So maybe I should end my philosophising a la Heisenberg and get on with writing what I thought about it! For this one I had no real expectations and was very pleasantly surprised. A play about a chance meeting between two very different people – both who have spent years trying to control their existences in this uncertain world – and found strategies to cope creating – apparently – a resistance to any kind of a relationship between them. And having met once by chance why would they meet again and so develop any connection at all in any case? In the development of his two-hander, writer Simon Stephens plays with numerous ideas involving Heisenberg’s Principle and has it as a third character constantly impacting on Georgie and Alex’s interactions, their dialogue, their circumstances and discussion of ideas on how the principle plays out in music, dance and many other aspects of life. It is as though the scientist Heisenberg – with us the audience of researchers - is studying these two humans in an experiment and the wonderful staging and production – so minimal yet capable of expressing so much – reflect that concept. With just a very few props - which the actors assist the mechanics of the staging to appear and disappear – different locations and rooms are created with the aid of the audience’s imaginations and actors descriptions. The lighting is used to either stark or hazy effect as though to create chemical solvents into which to add the substances – the characters. Will they attract or repel?

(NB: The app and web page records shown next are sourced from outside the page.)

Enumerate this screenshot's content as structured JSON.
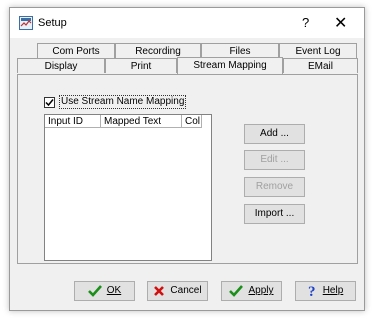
{
  "window": {
    "title": "Setup",
    "help_glyph": "?",
    "close_glyph": "✕"
  },
  "tabs_back": [
    "Com Ports",
    "Recording",
    "Files",
    "Event Log"
  ],
  "tabs_front": [
    "Display",
    "Print",
    "Stream Mapping",
    "EMail"
  ],
  "selected_tab": "Stream Mapping",
  "mapping": {
    "checkbox_label": "Use Stream Name Mapping",
    "checked": true,
    "columns": [
      "Input ID",
      "Mapped Text",
      "Col"
    ],
    "rows": []
  },
  "side_buttons": {
    "add": "Add ...",
    "edit": "Edit ...",
    "remove": "Remove",
    "import": "Import ..."
  },
  "bottom_buttons": {
    "ok": "OK",
    "cancel": "Cancel",
    "apply": "Apply",
    "help": "Help"
  },
  "colors": {
    "ok_check": "#1a8f1a",
    "cancel_x": "#d01010",
    "help_q": "#1a3fc8"
  }
}
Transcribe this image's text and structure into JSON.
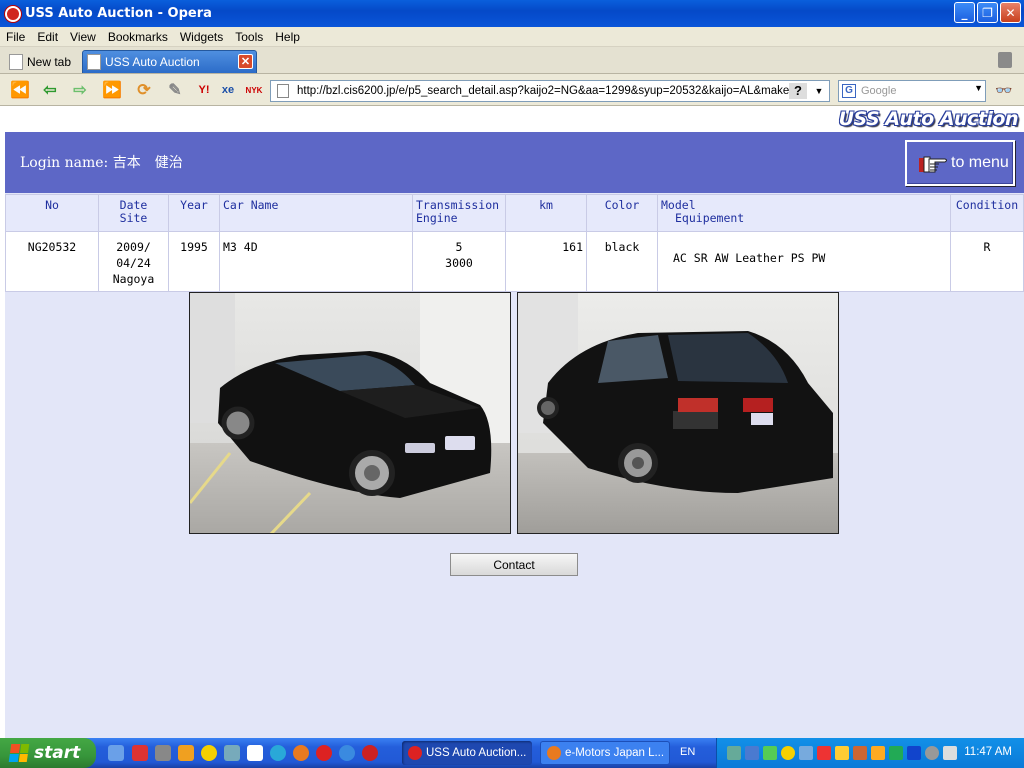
{
  "window": {
    "title": "USS Auto Auction - Opera"
  },
  "menubar": [
    "File",
    "Edit",
    "View",
    "Bookmarks",
    "Widgets",
    "Tools",
    "Help"
  ],
  "tabs": {
    "new_tab": "New tab",
    "active_tab": "USS Auto Auction"
  },
  "address": {
    "url": "http://bzl.cis6200.jp/e/p5_search_detail.asp?kaijo2=NG&aa=1299&syup=20532&kaijo=AL&maker=0"
  },
  "search": {
    "engine": "Google",
    "placeholder": "Google"
  },
  "page": {
    "logo": "USS Auto Auction",
    "login_label": "Login name: 吉本　健治",
    "to_menu": "to menu",
    "table": {
      "headers": {
        "no": "No",
        "date": "Date",
        "site": "Site",
        "year": "Year",
        "car_name": "Car Name",
        "transmission": "Transmission",
        "engine": "Engine",
        "km": "km",
        "color": "Color",
        "model": "Model",
        "equipment": "Equipement",
        "condition": "Condition"
      },
      "row": {
        "no": "NG20532",
        "date_line1": "2009/",
        "date_line2": "04/24",
        "site": "Nagoya",
        "year": "1995",
        "car_name": "M3 4D",
        "transmission": "5",
        "engine": "3000",
        "km": "161",
        "color": "black",
        "equipment": "AC SR AW Leather PS PW",
        "condition": "R"
      }
    },
    "contact_button": "Contact"
  },
  "taskbar": {
    "start": "start",
    "tasks": [
      "USS Auto Auction...",
      "e-Motors Japan L..."
    ],
    "lang": "EN",
    "clock": "11:47 AM"
  },
  "colors": {
    "band": "#5d67c6",
    "page_bg": "#e3e6f8",
    "header_text": "#1f2f9f",
    "taskbar": "#245edb",
    "start": "#37963b"
  }
}
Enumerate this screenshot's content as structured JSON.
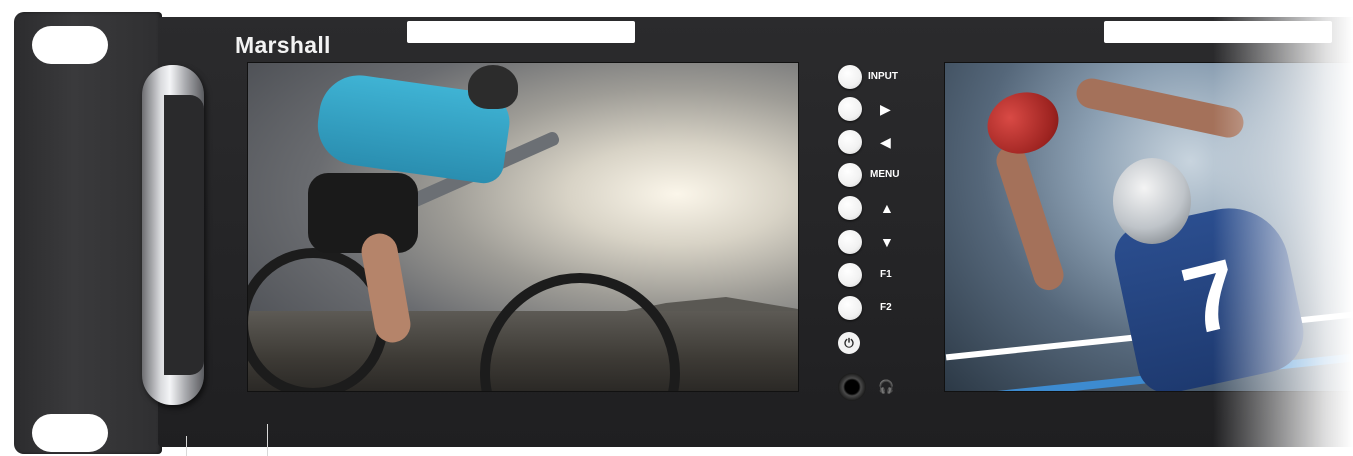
{
  "device": {
    "brand": "Marshall"
  },
  "controls": {
    "input_label": "INPUT",
    "right_glyph": "▶",
    "left_glyph": "◀",
    "menu_label": "MENU",
    "up_glyph": "▲",
    "down_glyph": "▼",
    "f1_label": "F1",
    "f2_label": "F2",
    "power_glyph": "⏻",
    "headphone_glyph": "🎧"
  },
  "screens": {
    "left_content": "mountain-biker-image",
    "right_content": "football-player-image",
    "right_jersey_number": "7"
  },
  "colors": {
    "chassis": "#262628",
    "button_face": "#f1f1f1",
    "label_text": "#ffffff"
  }
}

Alex (Kenneth Cranham) does seem to be initially repelled by the unwanted advances of Georgie (Anne-Marie Duff) at the busy railway station where they first meet. She is American, out-spoken, kind of crazy and much younger than himself. He is a quiet English butcher who loves the silence of walks, dancing and the spaces between the notes of Bach. Anne-Marie Duff is exceptional giving us a character of maddening attractiveness and humour and whom we can’t believe as she lies! Kenneth Cranham provides the perfect foil. Together their performances are mesmerizing. Her exuberance complimented by his stillness, they go on a journey together through the wealth of human feelings with Simon Stevens giving us just enough information about their backstories and the actors emoting so well as to make us fully empathise with them both and fascinated by how things will turn out for them. What will be the results of the experiment? What can be we conclude about uncertain human behaviour in our unpredictable settings?


Heisenberg: The Uncertainty Principle – Review by TheRestrictedReviewer © 2017